So, to sum it up: Instagram is changing the way users view likes to bring back the joy of posting to those who were negatively affected by the competitive implications of publicly displayed engagement scores. The platform’s management is hoping to see more users post regularly and publish what they truly want to share, without worrying about how their content will be received and how it will rank against popular posts on Instagram.
How will businesses on Instagram be affected?
The way Instagram decided to look out for the mental health of its users is a much-needed act of social responsibility that will hopefully inspire other social media giants. But over the last few years, the platform has become more than just an outlet for self-expression. As of 2019, over 25 million brands big and small are using Instagram as part of their social media marketing strategies. How will Instagram’s decision to hide likes affect their efforts?

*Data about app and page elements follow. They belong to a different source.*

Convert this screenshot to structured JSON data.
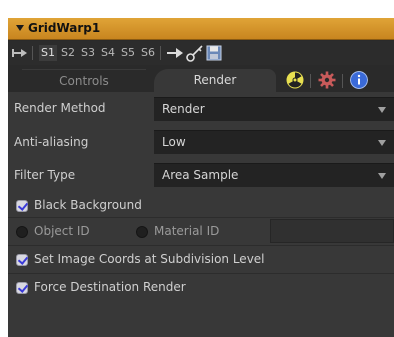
{
  "panel": {
    "title": "GridWarp1",
    "header_color": "#d59526"
  },
  "toolbar": {
    "slots": [
      "S1",
      "S2",
      "S3",
      "S4",
      "S5",
      "S6"
    ],
    "active_slot": "S1"
  },
  "tabs": {
    "controls_label": "Controls",
    "render_label": "Render",
    "active": "Render",
    "icons": [
      "radioactive-icon",
      "gear-icon",
      "info-icon"
    ]
  },
  "render": {
    "render_method_label": "Render Method",
    "render_method_value": "Render",
    "anti_aliasing_label": "Anti-aliasing",
    "anti_aliasing_value": "Low",
    "filter_type_label": "Filter Type",
    "filter_type_value": "Area Sample",
    "black_background_label": "Black Background",
    "black_background_checked": true,
    "object_id_label": "Object ID",
    "object_id_checked": false,
    "material_id_label": "Material ID",
    "material_id_checked": false,
    "set_image_coords_label": "Set Image Coords at Subdivision Level",
    "set_image_coords_checked": true,
    "force_destination_label": "Force Destination Render",
    "force_destination_checked": true
  }
}
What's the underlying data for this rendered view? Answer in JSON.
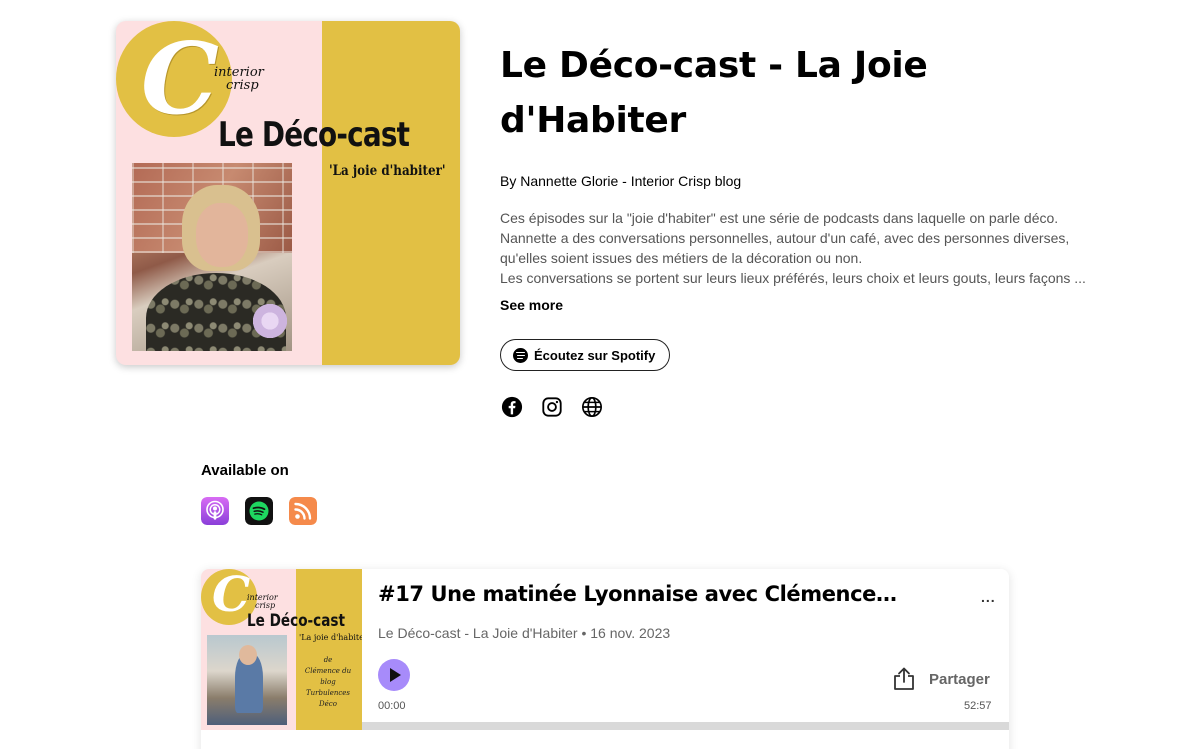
{
  "podcast": {
    "cover": {
      "brand_line1": "interior",
      "brand_line2": "crisp",
      "title": "Le Déco-cast",
      "subtitle": "'La joie d'habiter'"
    },
    "title": "Le Déco-cast - La Joie d'Habiter",
    "author": "By Nannette Glorie - Interior Crisp blog",
    "description": "Ces épisodes sur la \"joie d'habiter\" est une série de podcasts dans laquelle on parle déco.\nNannette a des conversations personnelles, autour d'un café, avec des personnes diverses,\nqu'elles soient issues des métiers de la décoration ou non.\n Les conversations se portent sur leurs lieux préférés, leurs choix et leurs gouts, leurs façons ...",
    "see_more": "See more",
    "spotify_button": "Écoutez sur Spotify",
    "social_icons": [
      "facebook-icon",
      "instagram-icon",
      "globe-icon"
    ]
  },
  "available_on": {
    "label": "Available on",
    "platforms": [
      {
        "name": "apple-podcasts-icon",
        "color": "#9b4fe0"
      },
      {
        "name": "spotify-icon",
        "color": "#1ed760"
      },
      {
        "name": "rss-icon",
        "color": "#f58a4b"
      }
    ]
  },
  "episode": {
    "art": {
      "brand_line1": "interior",
      "brand_line2": "crisp",
      "title": "Le Déco-cast",
      "subtitle": "'La joie d'habiter'",
      "guest": "de\nClémence du blog\nTurbulences Déco"
    },
    "title": "#17 Une matinée Lyonnaise avec Clémence d...",
    "more": "...",
    "show": "Le Déco-cast - La Joie d'Habiter",
    "date": "16 nov. 2023",
    "separator": "•",
    "share_label": "Partager",
    "time_current": "00:00",
    "time_total": "52:57",
    "progress": 0.0,
    "accent": "#a78bfa"
  }
}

1. Tracking competitors on Instagram will change
Likes are a social media marketing metric that has traditionally been used to measure the success of Instagram content. Brands will still be able to apply this to their own posts – as we mentioned before, every Instagram account owner will have access to the exact number of likes their posts generate.

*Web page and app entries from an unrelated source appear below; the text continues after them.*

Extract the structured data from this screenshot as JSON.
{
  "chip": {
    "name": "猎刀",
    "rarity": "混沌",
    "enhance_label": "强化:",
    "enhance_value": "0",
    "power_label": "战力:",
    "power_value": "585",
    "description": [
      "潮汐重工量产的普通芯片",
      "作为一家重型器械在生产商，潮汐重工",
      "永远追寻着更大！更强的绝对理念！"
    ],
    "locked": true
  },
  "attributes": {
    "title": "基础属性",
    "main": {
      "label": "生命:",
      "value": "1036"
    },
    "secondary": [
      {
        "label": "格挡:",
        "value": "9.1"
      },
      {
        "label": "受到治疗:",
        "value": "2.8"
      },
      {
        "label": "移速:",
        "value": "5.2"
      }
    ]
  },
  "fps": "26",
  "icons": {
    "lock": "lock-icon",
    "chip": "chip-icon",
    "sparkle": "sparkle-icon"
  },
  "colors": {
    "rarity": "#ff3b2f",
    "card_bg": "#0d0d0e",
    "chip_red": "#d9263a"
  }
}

But success is relative. Without being able to check in on how activations similar to yours are going on competitors’ accounts, how will you know whether your campaign is actually going well?

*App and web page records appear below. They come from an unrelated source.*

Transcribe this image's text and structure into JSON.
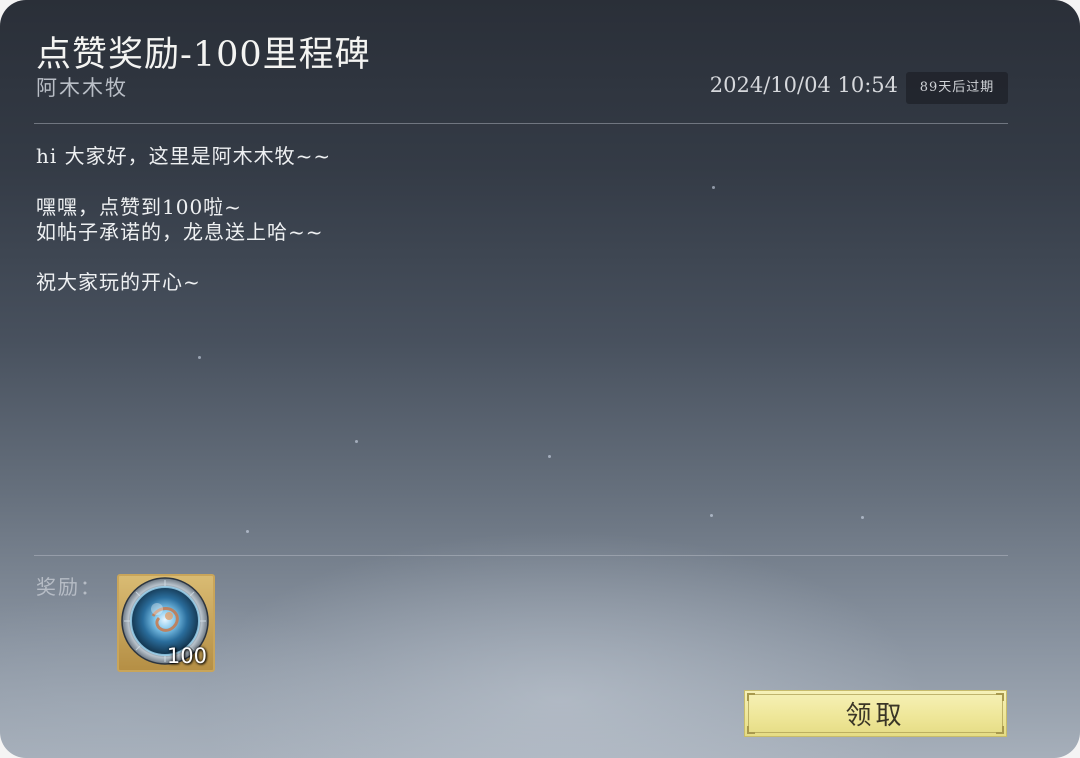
{
  "mail": {
    "title": "点赞奖励-100里程碑",
    "sender": "阿木木牧",
    "date": "2024/10/04 10:54",
    "expiry": "89天后过期",
    "body_lines": [
      "hi 大家好，这里是阿木木牧~~",
      "嘿嘿，点赞到100啦~",
      "如帖子承诺的，龙息送上哈~~",
      "祝大家玩的开心~"
    ]
  },
  "reward": {
    "label": "奖励：",
    "items": [
      {
        "icon": "dragon-breath-orb-icon",
        "quantity": "100"
      }
    ]
  },
  "actions": {
    "claim_label": "领取"
  },
  "colors": {
    "claim_button": "#f0e89c",
    "reward_frame": "#c9a55a"
  }
}
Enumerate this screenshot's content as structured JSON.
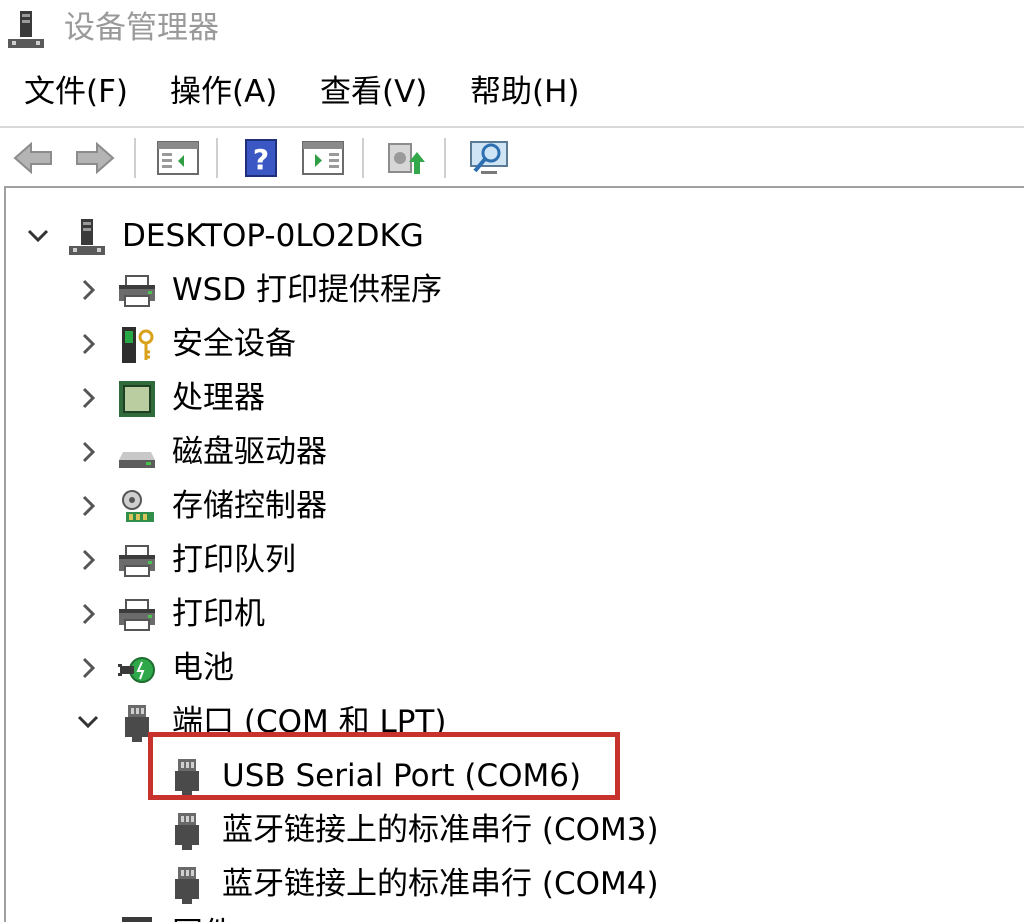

Build informed social strategies
Easily measure your social media marketing results. Track competitors and influencers, and improve performance using simple dashboards.
Try NapoleonCat free for 14 days. No credit card required.
2. Assessing Instagram influencers will become more difficult
Engagement is also an important metric that defines the success of Instagram influencers. Brands are willing to invest significant sums into influencer campaigns if they know that the person they work with has a loyal and interactive following. Without public access to the likes metric, the process of scouting influencers for paid campaigns and negotiating rates will likely become a bit more complicated.
3. No more buying likes
As Instagram became a popularity contest, the desire to collect high numbers of likes got out of hand. Several businesses bypassing Instagram’s terms of service and selling likes popped up, and many personal and business accounts used such services to boost their visible engagement and appear more credible on the platform.
Since likes are no longer going to be visible on Instagram, fake engagement will no longer serve its questionable purpose, and the shady practice of buying likes is bound to naturally disappear. Yay!
Instagram is doing what it can to protect its community – and that’s great news. But the platform is not turning its back on businesses in the process, even if the implications discussed above might seem like a burden to marketers.
Here’s the thing: you will still be able to view Instagram likes, just not on Instagram. While the vanity metric is no longer going to be a concern of the general public, marketers will be able to access it through specialized social media management tools.
Tools like NapoleonCat still allow you to view the exact numbers of likes – and other engagements – for any public Business or Creator Account you follow. This means that you will still be able to conduct a proper social media competitive analysis as well as verify whether what influencers tell you about their social performance is accurate.
Instagram’s decision to hide likes is rooted in how influential the platform has become for modern culture. And while experts predict the changes will have a positive effect on the platform’s users, the update will also pose some challenges for brands using Instagram as a marketing and sales tool. Influencer marketing will have to adapt to the new reality – but specialized social media management tools with access to Instagram’s API will allow for a smooth transition.
Stay tuned for more Instagram updates!